Why a detailed analysis of balance sheet strength can be key to identifying attractive opportunities.
Andy: Balance sheet strength and financial soundness is paramount to what we are doing here.
When we’re looking at balance sheets, we try to focus on gross and net debt to EBITDA. In that regard we’re trying to think like credit analysts. And our goal here is to ensure that (A) companies will be able to service their debts without issue and (B) that really servicing the debt is not going to be a focus of the company, that it's a minor concern. They’re going to instead be focused on operations of the business.
M&A is something that we analyze very carefully.
Brad: Most small-cap stocks they get on this M&A treadmill. They do a deal or two. They put debt on their balance sheet, it becomes permanent because they don't have the free cash flow generation, or the business strategy, or the discipline to pay down that debt in relatively short order.

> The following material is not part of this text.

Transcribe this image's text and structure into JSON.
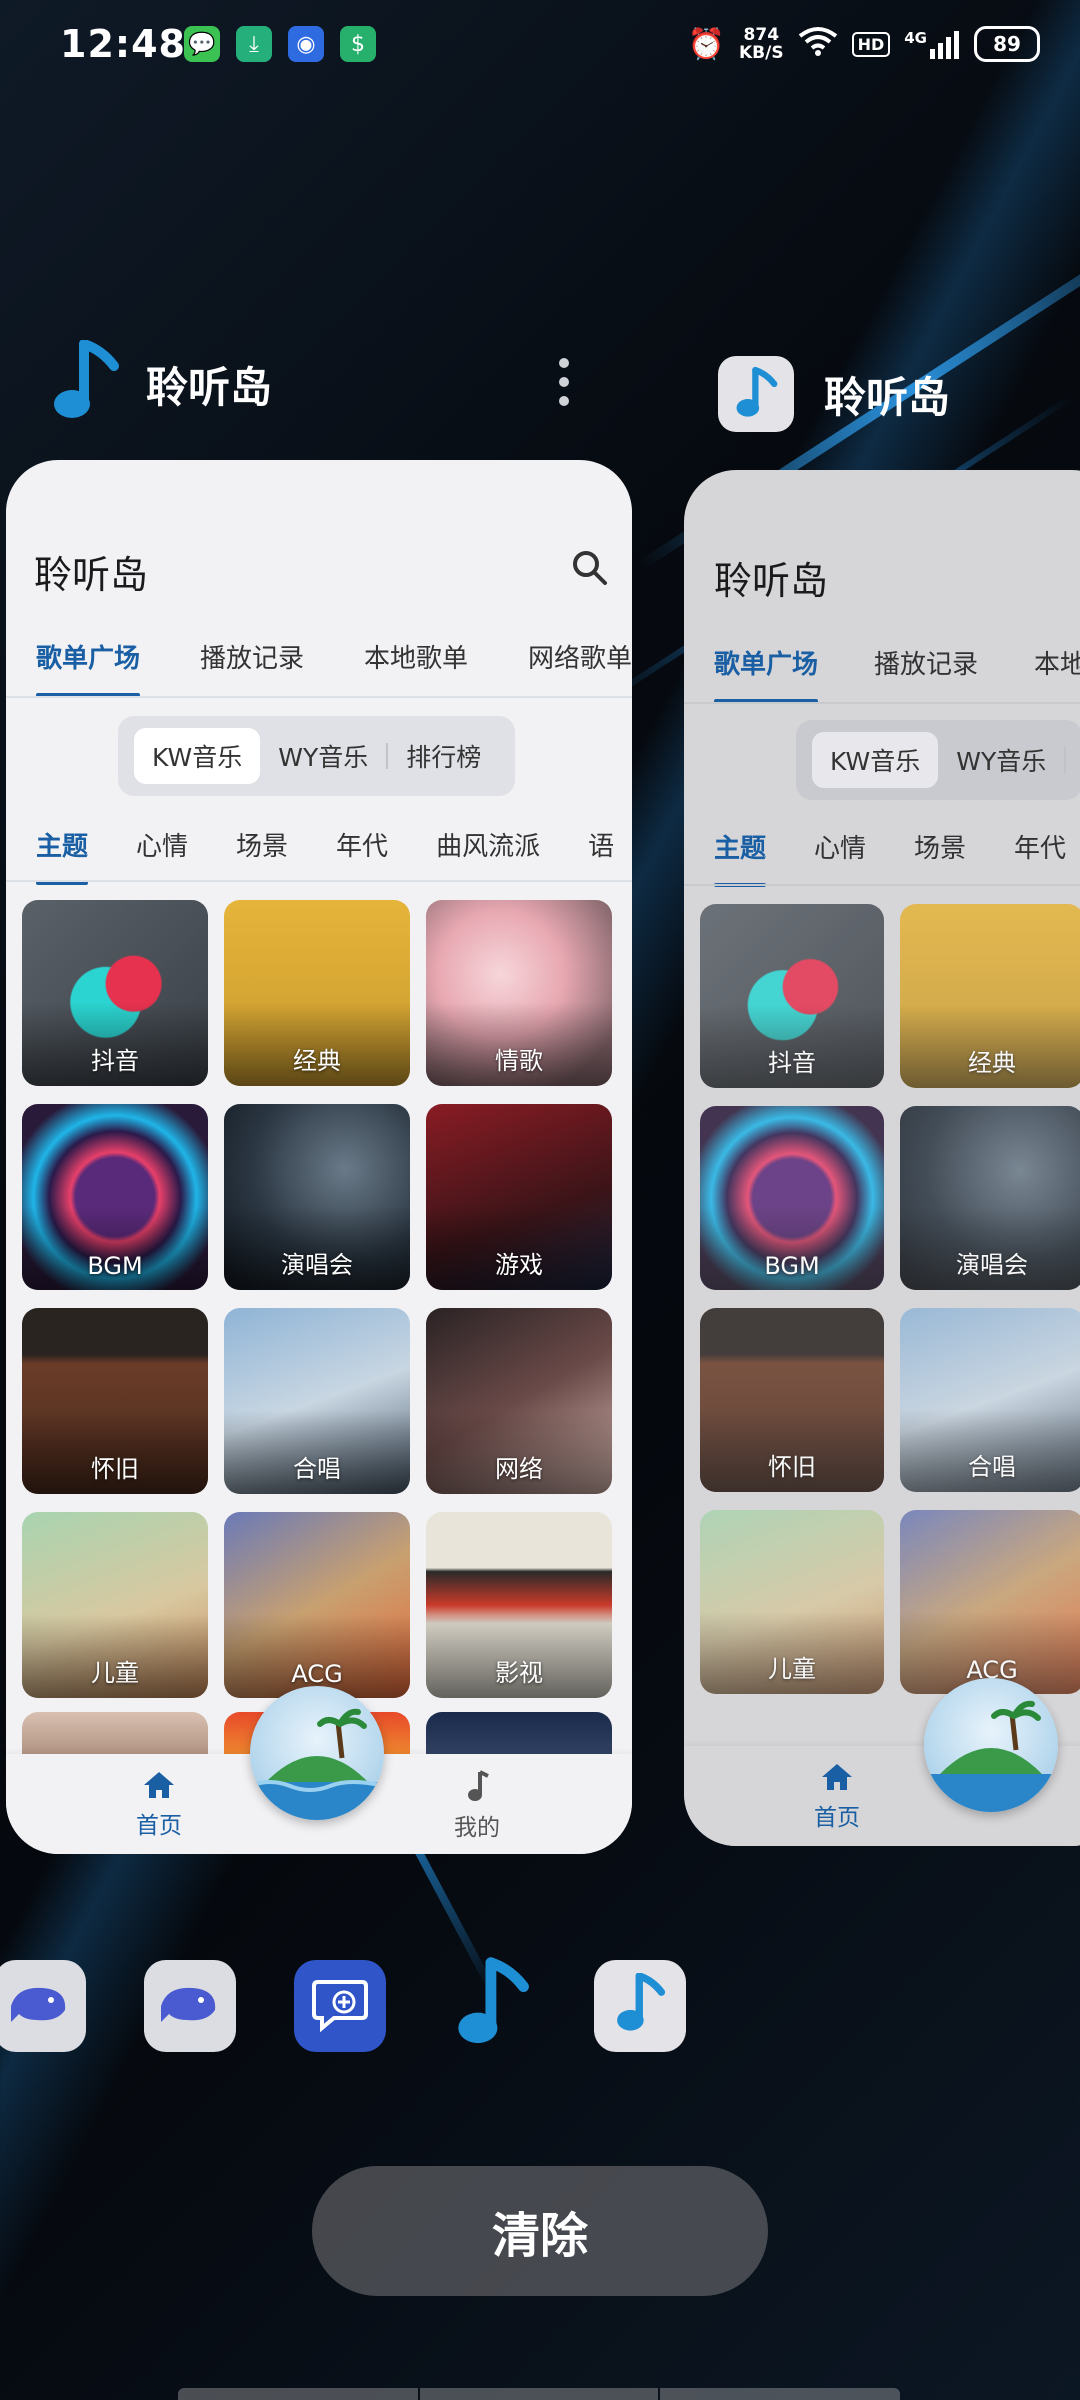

We like to invest in companies that have a manageable amount of leverage and oftentimes we will invest in companies that do have debt.
But there must be a catalyst which is reflected in an inflection free cash flow generation, which will lead to a subsequent deleverage in the balance sheet.

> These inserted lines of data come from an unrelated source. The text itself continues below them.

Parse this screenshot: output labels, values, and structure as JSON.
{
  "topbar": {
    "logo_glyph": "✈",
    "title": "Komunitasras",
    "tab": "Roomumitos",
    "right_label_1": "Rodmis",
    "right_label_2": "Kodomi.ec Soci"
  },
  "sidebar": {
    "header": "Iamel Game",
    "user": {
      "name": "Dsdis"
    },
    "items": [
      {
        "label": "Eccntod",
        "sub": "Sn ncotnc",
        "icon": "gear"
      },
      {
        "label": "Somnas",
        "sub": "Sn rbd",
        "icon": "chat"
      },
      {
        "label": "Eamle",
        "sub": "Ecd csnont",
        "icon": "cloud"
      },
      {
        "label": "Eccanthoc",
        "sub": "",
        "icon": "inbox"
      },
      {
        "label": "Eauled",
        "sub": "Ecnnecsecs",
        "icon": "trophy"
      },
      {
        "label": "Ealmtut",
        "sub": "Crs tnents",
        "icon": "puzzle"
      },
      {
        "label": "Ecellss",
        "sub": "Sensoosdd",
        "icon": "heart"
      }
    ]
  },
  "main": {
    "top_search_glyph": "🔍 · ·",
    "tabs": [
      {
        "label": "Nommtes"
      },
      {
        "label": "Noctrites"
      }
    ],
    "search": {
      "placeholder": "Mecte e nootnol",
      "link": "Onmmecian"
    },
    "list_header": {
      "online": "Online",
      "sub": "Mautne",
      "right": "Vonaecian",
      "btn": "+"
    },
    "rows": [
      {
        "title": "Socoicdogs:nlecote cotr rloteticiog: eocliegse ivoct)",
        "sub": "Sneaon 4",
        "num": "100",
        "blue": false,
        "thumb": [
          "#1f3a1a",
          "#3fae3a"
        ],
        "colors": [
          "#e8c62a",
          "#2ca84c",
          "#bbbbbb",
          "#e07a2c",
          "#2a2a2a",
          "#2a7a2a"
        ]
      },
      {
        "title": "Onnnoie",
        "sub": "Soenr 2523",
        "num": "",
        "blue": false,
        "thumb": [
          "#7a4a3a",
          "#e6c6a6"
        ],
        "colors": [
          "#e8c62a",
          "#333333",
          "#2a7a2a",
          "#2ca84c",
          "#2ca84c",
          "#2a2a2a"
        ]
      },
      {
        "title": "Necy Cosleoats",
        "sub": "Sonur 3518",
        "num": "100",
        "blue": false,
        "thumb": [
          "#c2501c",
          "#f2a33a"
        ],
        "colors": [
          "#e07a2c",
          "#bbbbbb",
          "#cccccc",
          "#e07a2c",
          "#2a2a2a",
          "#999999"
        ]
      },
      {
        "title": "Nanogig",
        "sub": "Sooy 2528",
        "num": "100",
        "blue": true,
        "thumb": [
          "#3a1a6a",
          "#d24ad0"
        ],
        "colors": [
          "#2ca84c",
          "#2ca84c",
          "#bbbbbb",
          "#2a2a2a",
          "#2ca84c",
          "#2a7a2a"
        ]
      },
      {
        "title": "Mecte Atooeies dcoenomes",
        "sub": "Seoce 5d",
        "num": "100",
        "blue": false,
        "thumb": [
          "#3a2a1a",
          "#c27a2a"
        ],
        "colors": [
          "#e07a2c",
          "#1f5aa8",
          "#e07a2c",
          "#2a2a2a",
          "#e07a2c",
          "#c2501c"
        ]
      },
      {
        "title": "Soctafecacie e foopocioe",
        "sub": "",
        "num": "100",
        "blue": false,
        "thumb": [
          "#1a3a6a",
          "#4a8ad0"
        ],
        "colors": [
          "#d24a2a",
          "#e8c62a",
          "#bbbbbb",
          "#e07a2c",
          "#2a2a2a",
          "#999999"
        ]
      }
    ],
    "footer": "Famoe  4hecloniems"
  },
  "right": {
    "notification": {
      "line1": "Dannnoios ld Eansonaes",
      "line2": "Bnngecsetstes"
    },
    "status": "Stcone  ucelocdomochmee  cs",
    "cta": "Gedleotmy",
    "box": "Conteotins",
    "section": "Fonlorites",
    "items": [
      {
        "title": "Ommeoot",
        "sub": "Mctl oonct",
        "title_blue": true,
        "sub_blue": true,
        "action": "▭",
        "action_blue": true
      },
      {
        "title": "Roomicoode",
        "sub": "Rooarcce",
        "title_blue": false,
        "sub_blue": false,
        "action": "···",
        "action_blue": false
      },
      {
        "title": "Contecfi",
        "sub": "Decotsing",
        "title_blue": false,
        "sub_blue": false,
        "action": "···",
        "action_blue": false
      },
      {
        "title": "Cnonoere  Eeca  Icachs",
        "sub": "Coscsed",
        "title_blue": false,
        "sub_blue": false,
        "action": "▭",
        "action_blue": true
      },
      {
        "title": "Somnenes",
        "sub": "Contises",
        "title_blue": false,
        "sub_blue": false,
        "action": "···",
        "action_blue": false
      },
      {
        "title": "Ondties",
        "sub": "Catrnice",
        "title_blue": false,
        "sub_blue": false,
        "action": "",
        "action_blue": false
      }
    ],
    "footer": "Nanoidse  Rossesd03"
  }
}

Or a company that may have a noncore asset, they’re desiring to sell which will also lead to a significant deleverage in the balance sheet in a reasonably short period of time.
Andy: In simplistic terms we try to think of small caps as containing two big risks. We think of financial risk and operational risk. Operational risk is really hard to avoid in small caps. They generally lack scale, they have smaller management teams, less bandwidth in the management teams, and for that reason operational risk is something that we cannot avoid.

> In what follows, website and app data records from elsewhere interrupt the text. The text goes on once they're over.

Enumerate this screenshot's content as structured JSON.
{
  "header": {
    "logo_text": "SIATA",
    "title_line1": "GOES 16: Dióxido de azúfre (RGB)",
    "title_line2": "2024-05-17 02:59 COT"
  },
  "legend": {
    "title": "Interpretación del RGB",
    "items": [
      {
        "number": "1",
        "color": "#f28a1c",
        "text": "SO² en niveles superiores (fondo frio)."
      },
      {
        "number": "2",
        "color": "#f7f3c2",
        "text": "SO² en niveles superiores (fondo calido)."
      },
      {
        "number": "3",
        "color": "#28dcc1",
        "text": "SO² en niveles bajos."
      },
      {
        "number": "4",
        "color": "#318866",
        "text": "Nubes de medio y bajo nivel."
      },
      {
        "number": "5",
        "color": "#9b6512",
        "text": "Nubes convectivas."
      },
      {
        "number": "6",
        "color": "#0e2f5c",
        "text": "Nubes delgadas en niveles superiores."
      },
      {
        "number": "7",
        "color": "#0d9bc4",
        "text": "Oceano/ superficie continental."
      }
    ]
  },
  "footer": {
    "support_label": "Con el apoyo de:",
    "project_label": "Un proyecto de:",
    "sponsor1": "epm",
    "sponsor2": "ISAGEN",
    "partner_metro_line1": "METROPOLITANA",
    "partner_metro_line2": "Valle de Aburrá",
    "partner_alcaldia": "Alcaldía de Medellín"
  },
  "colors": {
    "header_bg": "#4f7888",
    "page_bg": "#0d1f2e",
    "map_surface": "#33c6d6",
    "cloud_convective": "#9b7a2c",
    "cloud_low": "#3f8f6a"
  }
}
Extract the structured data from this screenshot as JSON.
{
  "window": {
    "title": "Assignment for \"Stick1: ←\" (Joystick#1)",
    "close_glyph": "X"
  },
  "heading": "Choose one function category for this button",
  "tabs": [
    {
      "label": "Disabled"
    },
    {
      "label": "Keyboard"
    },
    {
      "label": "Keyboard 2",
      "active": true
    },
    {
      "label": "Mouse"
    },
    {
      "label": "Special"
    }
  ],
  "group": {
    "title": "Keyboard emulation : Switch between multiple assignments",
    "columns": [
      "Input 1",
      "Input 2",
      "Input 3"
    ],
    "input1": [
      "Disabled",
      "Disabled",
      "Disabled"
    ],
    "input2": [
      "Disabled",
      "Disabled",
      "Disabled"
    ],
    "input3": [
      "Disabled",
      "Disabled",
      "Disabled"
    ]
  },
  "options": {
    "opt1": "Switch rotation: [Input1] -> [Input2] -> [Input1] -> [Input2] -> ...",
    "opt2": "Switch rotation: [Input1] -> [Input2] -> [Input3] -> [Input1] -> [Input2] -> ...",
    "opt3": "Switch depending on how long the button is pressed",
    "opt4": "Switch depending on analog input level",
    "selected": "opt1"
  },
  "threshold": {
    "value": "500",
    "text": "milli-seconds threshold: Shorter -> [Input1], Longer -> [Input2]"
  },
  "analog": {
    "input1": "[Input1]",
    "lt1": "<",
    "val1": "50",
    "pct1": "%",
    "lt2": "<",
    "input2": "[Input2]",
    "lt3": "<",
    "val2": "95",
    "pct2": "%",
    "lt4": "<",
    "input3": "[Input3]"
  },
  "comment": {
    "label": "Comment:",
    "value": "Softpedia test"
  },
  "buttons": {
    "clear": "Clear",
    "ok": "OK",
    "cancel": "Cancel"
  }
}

Brad: On the other hand, financial risk is associated with companies that have leverage. Lots of debt can cause operating risks to be very high in a company and that’s a risk we do not like to take.